Let’s not forget LightBox. Spark’s streaming TV operation may be a pale imitation of Netflix, but it’s a useful value-add for Spark’s broadband business.
Another useful add-on for Spark is that it offers cut-price Netflix to customers signing for long broadband contracts.
All-in-all Spark already has enough media properties to keep viewers glued to its broadband services. And that’s a critical part of the company’s TV-over-internet strategy: customers who buy a bundle of services are less likely to decamp to a rival broadband service.
Premier League football isn’t New Zealand’s most popular sporting code by a long shot. However, it has particular value for Spark. First, it tends to be watched by relatively well-heeled fans who are willing to pay a couple of hundred dollars or so for a year’s worth of games.
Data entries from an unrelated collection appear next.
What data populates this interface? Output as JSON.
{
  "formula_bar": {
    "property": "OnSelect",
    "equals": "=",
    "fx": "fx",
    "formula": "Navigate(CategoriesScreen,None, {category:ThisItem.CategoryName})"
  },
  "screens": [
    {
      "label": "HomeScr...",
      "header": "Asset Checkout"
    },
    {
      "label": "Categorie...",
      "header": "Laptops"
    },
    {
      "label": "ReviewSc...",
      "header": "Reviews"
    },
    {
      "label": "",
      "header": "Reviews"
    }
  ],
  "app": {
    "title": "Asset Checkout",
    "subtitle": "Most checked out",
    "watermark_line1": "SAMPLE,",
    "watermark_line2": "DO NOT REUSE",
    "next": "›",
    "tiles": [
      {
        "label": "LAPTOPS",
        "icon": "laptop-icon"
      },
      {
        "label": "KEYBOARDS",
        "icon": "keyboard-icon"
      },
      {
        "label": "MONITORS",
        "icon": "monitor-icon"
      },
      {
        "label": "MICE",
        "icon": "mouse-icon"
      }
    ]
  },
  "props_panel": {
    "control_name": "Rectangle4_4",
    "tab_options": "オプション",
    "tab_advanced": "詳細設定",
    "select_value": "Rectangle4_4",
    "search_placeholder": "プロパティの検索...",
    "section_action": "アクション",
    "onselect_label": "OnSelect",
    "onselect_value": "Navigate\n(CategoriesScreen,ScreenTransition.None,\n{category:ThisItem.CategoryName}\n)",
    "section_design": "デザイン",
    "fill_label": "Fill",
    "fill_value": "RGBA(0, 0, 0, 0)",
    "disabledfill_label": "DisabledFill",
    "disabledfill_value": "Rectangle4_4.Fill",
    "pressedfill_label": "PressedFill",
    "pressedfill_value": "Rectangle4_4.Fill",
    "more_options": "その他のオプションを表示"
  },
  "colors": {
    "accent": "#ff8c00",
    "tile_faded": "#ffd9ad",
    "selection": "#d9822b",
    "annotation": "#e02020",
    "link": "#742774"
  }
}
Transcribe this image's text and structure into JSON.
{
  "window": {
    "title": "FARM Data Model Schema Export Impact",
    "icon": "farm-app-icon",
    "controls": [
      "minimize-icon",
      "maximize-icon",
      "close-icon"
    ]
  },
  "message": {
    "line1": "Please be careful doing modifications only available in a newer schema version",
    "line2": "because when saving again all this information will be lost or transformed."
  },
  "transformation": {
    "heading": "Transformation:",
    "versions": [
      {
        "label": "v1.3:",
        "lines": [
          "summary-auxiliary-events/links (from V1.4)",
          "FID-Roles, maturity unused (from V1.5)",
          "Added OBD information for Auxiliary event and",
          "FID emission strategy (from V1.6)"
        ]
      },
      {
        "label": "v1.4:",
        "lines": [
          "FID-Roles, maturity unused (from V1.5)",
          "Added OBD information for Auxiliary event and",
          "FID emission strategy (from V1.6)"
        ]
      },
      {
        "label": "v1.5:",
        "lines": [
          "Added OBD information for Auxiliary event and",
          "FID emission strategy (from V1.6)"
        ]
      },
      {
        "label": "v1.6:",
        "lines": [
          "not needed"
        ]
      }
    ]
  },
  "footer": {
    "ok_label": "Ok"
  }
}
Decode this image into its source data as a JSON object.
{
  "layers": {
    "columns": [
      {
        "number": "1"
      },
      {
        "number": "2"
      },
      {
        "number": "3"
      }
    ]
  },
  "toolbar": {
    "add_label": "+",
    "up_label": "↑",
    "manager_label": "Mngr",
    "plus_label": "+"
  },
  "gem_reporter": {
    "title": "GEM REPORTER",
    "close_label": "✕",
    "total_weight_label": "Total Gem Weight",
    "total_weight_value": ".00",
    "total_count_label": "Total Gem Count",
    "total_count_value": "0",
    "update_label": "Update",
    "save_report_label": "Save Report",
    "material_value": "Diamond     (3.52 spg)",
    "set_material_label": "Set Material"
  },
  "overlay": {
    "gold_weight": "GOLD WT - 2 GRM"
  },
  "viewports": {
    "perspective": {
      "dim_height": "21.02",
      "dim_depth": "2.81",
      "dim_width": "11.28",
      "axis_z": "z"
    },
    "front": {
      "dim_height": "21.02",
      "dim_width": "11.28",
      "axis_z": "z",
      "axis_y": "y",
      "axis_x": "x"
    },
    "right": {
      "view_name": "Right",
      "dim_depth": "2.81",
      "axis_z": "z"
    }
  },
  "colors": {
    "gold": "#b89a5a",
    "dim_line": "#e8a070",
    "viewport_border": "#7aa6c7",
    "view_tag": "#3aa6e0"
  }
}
In a media statement Spark managing director Simon Moutter say his company developed its plan after looking at overseas sports content media moves.
He says: “We’ve carefully considered the different models and will be looking to replicate the good things other businesses have done and learn from the challenges they’ve had — all the while thinking carefully about how sports media fits in a New Zealand context”.
Spark says it will launch its own sport ‘platform’ early in 2019 and will annouce pricing and package deals closer to the launch.
Spark Sport head Spark hired Jeff Latch to head the Spark Sport operation. He will oversee buying more content rights and will take charge of the ‘platform’. Latch was previously director of content at TVNZ. In that role he was in charge of buying content, including sport. Spark is partnering with TVNZ for the Rugby World Cup project.
Latch says Spark will work with a specialist sports-streaming company. He says the platform used will be different from the one used by Spark’s Lightbox service.
He also said Spark intends its sports media operation to work as a standalone business and not be used merely as a way to woo broadband or mobile customers. To a degree this is what Spark has done with Lightbox.
Netflix close to two million NZ viewers
Had Sky merged with Vodafone it may have fought off the challenge from Spark, although that’s far from certain. Yet nothing could protect Sky from its other threat: Netflix.
Roy Morgan research says Netflix now has nearly two million viewers in New Zealand. The service saw subscription numbers grow 35 percent in the last year to reach 1.9 million viewers. The research company goes on to report:
“Now over three million New Zealanders have access to some form of Pay or Subscription TV, up 13.9 percent on a year ago. The growth in Pay and Subscription TV is being driven by the likes of Netflix along with a suite of rival streaming services including Lightbox, Sky TV’s Neon and Amazon Prime Video.”
Viewer numbers are growing slower for Sky TV’s Neon service. It was up 1.7 percent in the year to reach a total of 1.6 million viewers. Lightbox is the second most popular video on demand servide with 830,000 users. That’s up 43 percent on last year, growing faster than Netflix. Vodafone TV has 295,000.